After a dismal start to the month, major U.S. stock market indexes bounced the other day before closing in bear market territory and this has spawned all sorts of reports in the mainstream financial media in which analysts and pundits are now hopeful about a big fourth quarter rally. This Bloomberg story is typical of the lot.
Strategists See Biggest S&P 500 Gain Since ’98
Wall Street strategists say the Standard & Poor’s 500 Index, after falling within 1 percent of a bear market this week, will post the biggest fourth-quarter rally in 13 years even after they cut forecasts at a rate exceeded only during the credit crisis.
The benchmark index for U.S. stocks will climb 14 percent from yesterday to end 2011 at 1,300, according to the average estimate of 12 strategists surveyed by Bloomberg. The last time they were this bullish in October was 2008, when the group predicted a 27 percent gain and the index lost 18 percent.
Analysts from Oppenheimer & Co. to UBS AG and Barclays Plc say equities will rebound from a decline of 19 percent since April as policy makers prevent a default by Greece and profit in the S&P 500 climb to $95.85 a share in 2011. Europe’s worsening debt crisis and the U.S. government’s loss of its AAA credit rating led strategists to cut their S&P 500 forecast in the past two months from an average level of 1,401.
“Investors are way too bearish and are being swayed by macro variables,” Brian Belski, the New York-based chief investment strategist at Oppenheimer, wrote in an e-mail on Oct. 4. “Fundamentals drive stocks,” he said. “U.S. portfolios are not positioned for a positive third-quarter earnings season.”

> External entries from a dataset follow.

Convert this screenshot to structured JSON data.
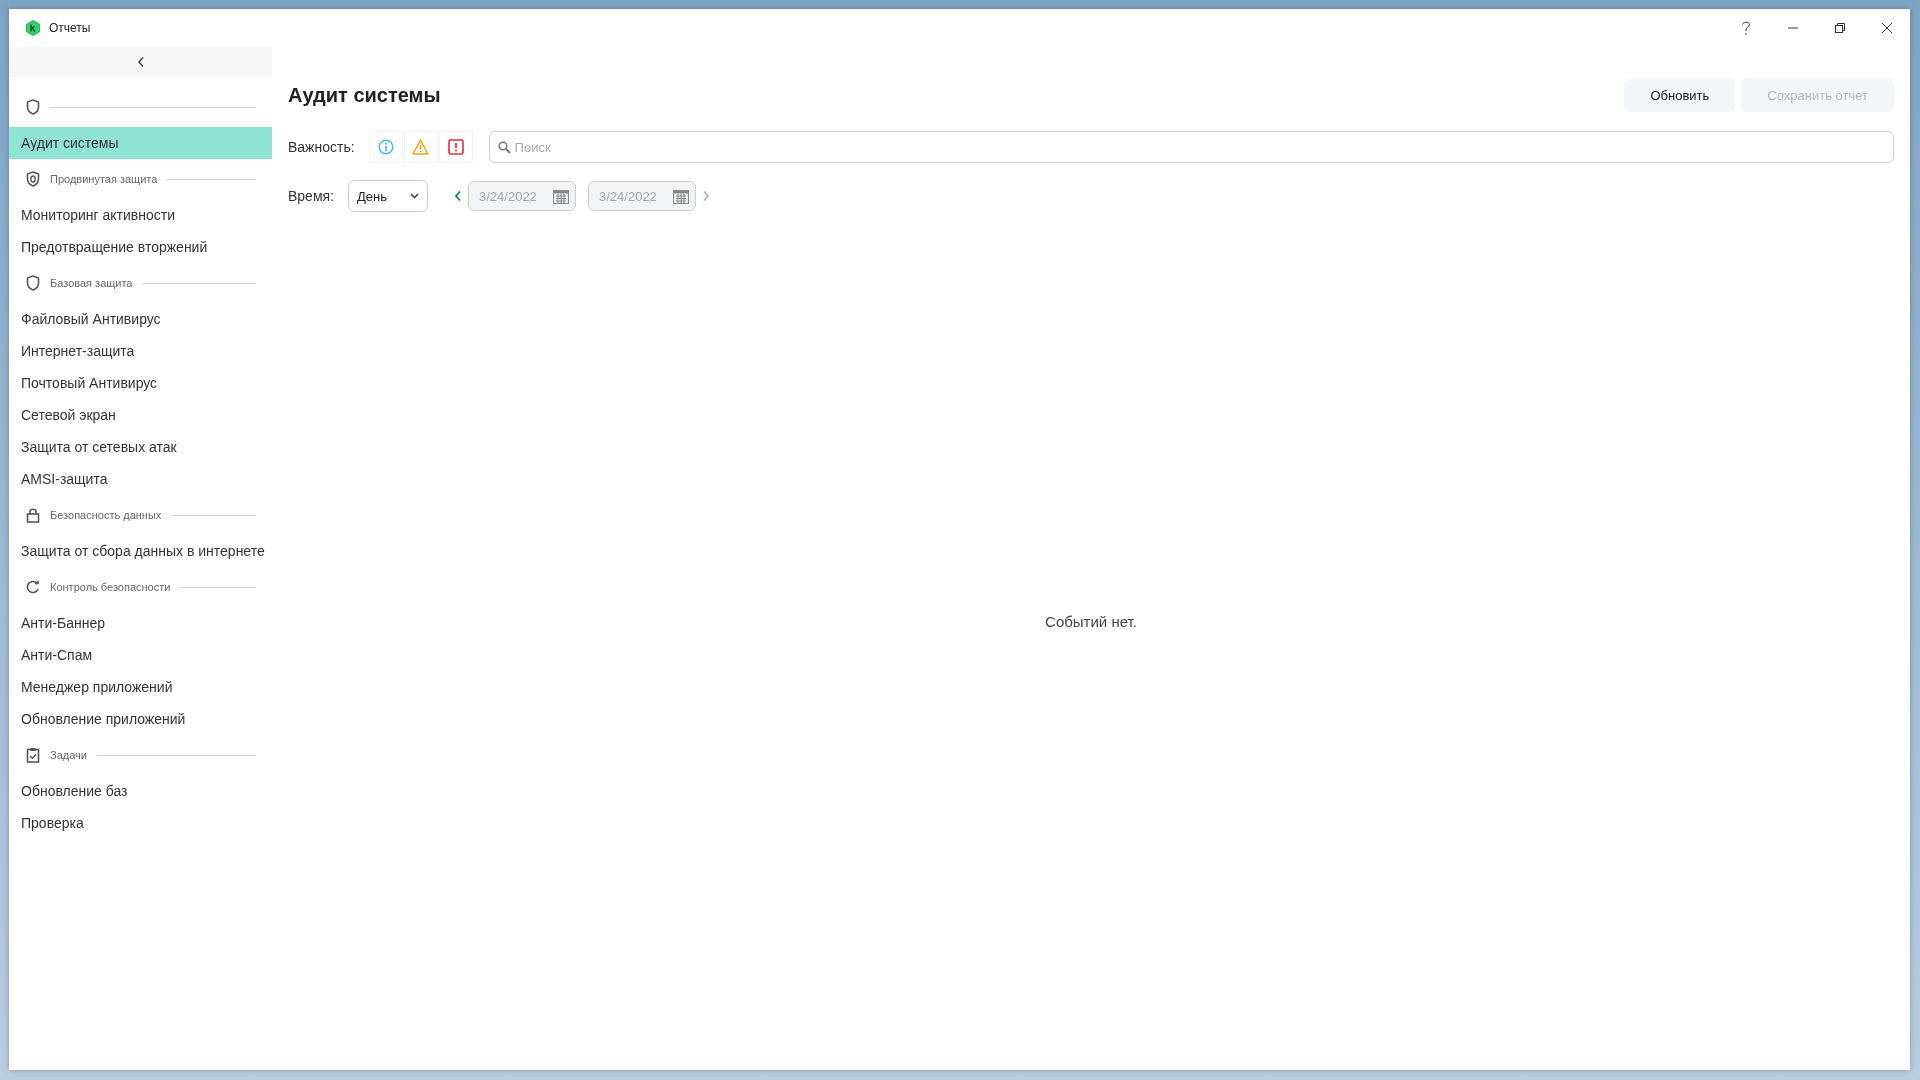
{
  "window": {
    "title": "Отчеты"
  },
  "sidebar": {
    "sections": [
      {
        "kind": "shield",
        "items": [
          {
            "label": "Аудит системы",
            "selected": true
          }
        ]
      },
      {
        "kind": "shield-badge",
        "label": "Продвинутая защита",
        "items": [
          {
            "label": "Мониторинг активности",
            "selected": false
          },
          {
            "label": "Предотвращение вторжений",
            "selected": false
          }
        ]
      },
      {
        "kind": "shield",
        "label": "Базовая защита",
        "items": [
          {
            "label": "Файловый Антивирус",
            "selected": false
          },
          {
            "label": "Интернет-защита",
            "selected": false
          },
          {
            "label": "Почтовый Антивирус",
            "selected": false
          },
          {
            "label": "Сетевой экран",
            "selected": false
          },
          {
            "label": "Защита от сетевых атак",
            "selected": false
          },
          {
            "label": "AMSI-защита",
            "selected": false
          }
        ]
      },
      {
        "kind": "lock",
        "label": "Безопасность данных",
        "items": [
          {
            "label": "Защита от сбора данных в интернете",
            "selected": false
          }
        ]
      },
      {
        "kind": "refresh",
        "label": "Контроль безопасности",
        "items": [
          {
            "label": "Анти-Баннер",
            "selected": false
          },
          {
            "label": "Анти-Спам",
            "selected": false
          },
          {
            "label": "Менеджер приложений",
            "selected": false
          },
          {
            "label": "Обновление приложений",
            "selected": false
          }
        ]
      },
      {
        "kind": "clipboard",
        "label": "Задачи",
        "items": [
          {
            "label": "Обновление баз",
            "selected": false
          },
          {
            "label": "Проверка",
            "selected": false
          }
        ]
      }
    ]
  },
  "page": {
    "title": "Аудит системы",
    "buttons": [
      {
        "label": "Обновить",
        "disabled": false
      },
      {
        "label": "Сохранить отчет",
        "disabled": true
      }
    ]
  },
  "severity": {
    "label": "Важность:",
    "levels": [
      {
        "kind": "info"
      },
      {
        "kind": "warning"
      },
      {
        "kind": "critical"
      }
    ]
  },
  "search": {
    "placeholder": "Поиск"
  },
  "time": {
    "label": "Время:",
    "period": "День",
    "from": "3/24/2022",
    "to": "3/24/2022",
    "dates_disabled": true
  },
  "empty_message": "Событий нет."
}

It is very true that sentiment is worse than the underlying economic fundamentals that, so far, are only indicating sluggish growth or a very mild recession, though, after the 2008 experience, it’s understandable that the mood of the stock buying public has soured in advance of any major decline for either the economy or equities.